John Elway’s Denver Broncos were the #2 seed in the AFC, while the Cleveland Browns, quarterbacked by Bernie Kosar and coached by Marty Schottenheimer were the top seed. Each survived tough fights in the divisional playoff round.
Denver trailed the New England Patriots 13-10 in the second half, with the Pats looking to reach the Super Bowl for a second straight season. The Broncos had the ball near midfield, when the Patriots jumped offsides. Knowing he had a free play, Elway fired deep to Vance Johnson. The result was a 48-yard touchdown pass that turned the tide and Denver won 22-13.
Cleveland came even closer to extinction. The New York Jets had been up-and-down all year long, starting the season 10-1, before losing five straight and barely hanging on to make the playoffs. The Jets eliminated the Kansas City Chiefs in the wild-card game, and were back to looking like the Jets of the first 11 games as they took a 20-10 lead late into the fourth quarter in Cleveland.
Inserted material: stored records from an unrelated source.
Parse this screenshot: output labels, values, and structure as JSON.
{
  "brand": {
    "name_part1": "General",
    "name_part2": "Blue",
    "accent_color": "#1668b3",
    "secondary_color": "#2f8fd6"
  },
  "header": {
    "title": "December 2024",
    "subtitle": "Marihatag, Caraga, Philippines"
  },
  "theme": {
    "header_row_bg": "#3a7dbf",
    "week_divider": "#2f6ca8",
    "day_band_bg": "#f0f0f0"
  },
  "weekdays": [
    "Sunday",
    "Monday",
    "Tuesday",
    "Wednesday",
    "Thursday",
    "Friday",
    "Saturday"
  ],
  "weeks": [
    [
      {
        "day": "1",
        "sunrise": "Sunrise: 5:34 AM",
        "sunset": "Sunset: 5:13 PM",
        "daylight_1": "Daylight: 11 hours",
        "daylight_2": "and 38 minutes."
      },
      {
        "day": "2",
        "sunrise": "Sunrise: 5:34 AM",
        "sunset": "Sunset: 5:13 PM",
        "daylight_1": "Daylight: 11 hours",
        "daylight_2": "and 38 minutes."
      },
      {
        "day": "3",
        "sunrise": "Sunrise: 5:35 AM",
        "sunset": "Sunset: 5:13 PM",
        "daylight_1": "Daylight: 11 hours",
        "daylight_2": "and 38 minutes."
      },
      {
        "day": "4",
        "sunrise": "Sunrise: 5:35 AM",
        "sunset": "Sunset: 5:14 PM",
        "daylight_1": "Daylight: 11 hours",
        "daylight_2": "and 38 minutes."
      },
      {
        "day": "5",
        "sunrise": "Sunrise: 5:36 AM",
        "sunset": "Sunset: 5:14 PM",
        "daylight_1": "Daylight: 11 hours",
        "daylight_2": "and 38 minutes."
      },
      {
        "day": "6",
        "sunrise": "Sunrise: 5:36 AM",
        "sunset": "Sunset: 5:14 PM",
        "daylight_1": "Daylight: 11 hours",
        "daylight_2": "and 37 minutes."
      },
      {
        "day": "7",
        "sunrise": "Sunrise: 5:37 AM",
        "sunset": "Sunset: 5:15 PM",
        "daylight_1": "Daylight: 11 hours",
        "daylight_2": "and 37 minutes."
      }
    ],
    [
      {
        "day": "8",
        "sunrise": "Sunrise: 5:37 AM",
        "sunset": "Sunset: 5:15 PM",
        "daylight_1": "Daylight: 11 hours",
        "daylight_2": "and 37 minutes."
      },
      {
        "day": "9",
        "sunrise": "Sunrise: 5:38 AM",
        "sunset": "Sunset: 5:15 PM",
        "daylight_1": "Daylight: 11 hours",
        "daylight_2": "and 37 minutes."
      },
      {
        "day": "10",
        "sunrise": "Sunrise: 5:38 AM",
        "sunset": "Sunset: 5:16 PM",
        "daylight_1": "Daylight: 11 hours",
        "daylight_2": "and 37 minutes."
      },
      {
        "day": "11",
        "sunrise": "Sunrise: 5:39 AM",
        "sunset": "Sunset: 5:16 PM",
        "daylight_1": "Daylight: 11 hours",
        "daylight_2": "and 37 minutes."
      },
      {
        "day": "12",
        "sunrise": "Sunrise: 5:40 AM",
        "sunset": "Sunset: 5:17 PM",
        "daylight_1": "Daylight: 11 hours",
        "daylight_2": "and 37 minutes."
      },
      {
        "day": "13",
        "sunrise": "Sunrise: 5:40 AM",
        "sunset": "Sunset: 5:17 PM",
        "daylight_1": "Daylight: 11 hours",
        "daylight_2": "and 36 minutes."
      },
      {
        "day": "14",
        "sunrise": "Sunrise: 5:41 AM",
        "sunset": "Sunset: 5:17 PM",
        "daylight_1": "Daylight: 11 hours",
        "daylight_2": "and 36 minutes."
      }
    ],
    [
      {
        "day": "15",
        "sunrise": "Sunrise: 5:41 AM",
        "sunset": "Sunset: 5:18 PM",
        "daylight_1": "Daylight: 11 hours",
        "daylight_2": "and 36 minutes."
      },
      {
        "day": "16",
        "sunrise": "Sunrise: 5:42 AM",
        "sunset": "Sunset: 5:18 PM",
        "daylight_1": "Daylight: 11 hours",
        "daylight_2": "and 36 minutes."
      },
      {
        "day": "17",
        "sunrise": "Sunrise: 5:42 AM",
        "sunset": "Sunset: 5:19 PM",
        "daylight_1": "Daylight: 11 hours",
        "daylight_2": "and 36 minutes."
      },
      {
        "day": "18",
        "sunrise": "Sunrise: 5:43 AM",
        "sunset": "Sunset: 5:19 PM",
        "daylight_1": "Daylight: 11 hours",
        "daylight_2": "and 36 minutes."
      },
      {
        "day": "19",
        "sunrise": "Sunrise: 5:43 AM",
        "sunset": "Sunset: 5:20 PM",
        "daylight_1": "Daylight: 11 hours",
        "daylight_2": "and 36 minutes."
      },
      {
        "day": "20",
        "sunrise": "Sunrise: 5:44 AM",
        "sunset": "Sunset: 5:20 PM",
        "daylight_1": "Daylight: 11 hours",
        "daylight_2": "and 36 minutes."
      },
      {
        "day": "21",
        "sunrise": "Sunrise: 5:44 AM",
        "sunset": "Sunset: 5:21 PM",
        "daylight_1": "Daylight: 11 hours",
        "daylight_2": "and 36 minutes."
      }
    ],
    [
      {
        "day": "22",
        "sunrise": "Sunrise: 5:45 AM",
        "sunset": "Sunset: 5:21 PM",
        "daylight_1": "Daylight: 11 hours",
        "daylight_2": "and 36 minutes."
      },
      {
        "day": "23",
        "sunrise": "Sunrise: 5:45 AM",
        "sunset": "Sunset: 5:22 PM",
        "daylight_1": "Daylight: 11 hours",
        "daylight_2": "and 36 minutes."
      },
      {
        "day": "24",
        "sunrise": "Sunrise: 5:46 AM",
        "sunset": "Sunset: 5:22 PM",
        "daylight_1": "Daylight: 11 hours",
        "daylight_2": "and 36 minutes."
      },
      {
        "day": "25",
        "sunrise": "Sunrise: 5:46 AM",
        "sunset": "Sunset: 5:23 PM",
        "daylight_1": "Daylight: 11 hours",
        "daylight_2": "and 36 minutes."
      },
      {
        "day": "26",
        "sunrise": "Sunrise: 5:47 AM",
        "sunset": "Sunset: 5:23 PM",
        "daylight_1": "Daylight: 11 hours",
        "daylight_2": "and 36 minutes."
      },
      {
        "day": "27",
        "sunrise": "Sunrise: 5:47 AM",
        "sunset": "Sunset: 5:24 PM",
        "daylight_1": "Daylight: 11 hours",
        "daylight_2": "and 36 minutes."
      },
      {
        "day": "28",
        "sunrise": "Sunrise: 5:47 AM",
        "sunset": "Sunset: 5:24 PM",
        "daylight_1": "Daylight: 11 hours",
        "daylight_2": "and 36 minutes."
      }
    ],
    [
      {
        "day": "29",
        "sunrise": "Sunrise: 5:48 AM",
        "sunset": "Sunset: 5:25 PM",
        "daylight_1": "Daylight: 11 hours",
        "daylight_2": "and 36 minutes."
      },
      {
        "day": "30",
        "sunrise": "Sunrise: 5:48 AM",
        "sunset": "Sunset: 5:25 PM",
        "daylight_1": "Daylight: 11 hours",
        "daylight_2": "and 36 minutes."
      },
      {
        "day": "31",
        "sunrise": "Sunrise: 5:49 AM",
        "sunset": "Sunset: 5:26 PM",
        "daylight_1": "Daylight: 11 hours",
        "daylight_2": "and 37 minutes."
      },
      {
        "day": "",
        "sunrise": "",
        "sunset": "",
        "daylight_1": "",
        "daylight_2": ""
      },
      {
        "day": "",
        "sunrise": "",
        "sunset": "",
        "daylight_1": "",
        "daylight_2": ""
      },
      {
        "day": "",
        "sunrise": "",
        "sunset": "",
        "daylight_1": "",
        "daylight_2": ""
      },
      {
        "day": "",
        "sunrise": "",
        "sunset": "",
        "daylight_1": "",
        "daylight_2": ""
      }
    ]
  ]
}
There were a little more than four minutes left when a roughing the passer call against New York gave Cleveland life. The Browns scored one touchdown, forced the Jets’ offense off the field and then Bernie Kosar hit Webster Slaughter on a 37-yard pass to set up the tying field goal. In overtime, the Browns missed a chip-shot field goal to win it, but were still able to finally win in double OT.
This context all served to make a great AFC Championship Game even more dramatic. Denver trailed 20-13 and had the ball on their own 2-yard line in the game’s closing minutes. Elway led his team out of the shadows of their end zone, though he would soon face a 3rd-and-18. Head coach Dan Reeves advised him to think in terms of getting half of it on each play. Elway instead rifled a third-down completion to Mark Jackson that got the first down.
Elway would eventually complete the 98-yard drive and Denver won in overtime 23-20, the exact score by which Cleveland had broken the heart of the Jets a week earlier. If the context of what led up to this game added to its drama, what happened in the future would add even more to the storyline. Denver and Cleveland rematched in the 1987 AFC Championship Game, the Browns were driving for a game-tying score…only they fumbled.
How different would the legacies of Schottenheimer and Kosar look if not for Elway? Even though Elway would go to five Super Bowls and win two, The Drive, in the 1986 NFL playoffs, is his greatest legacy.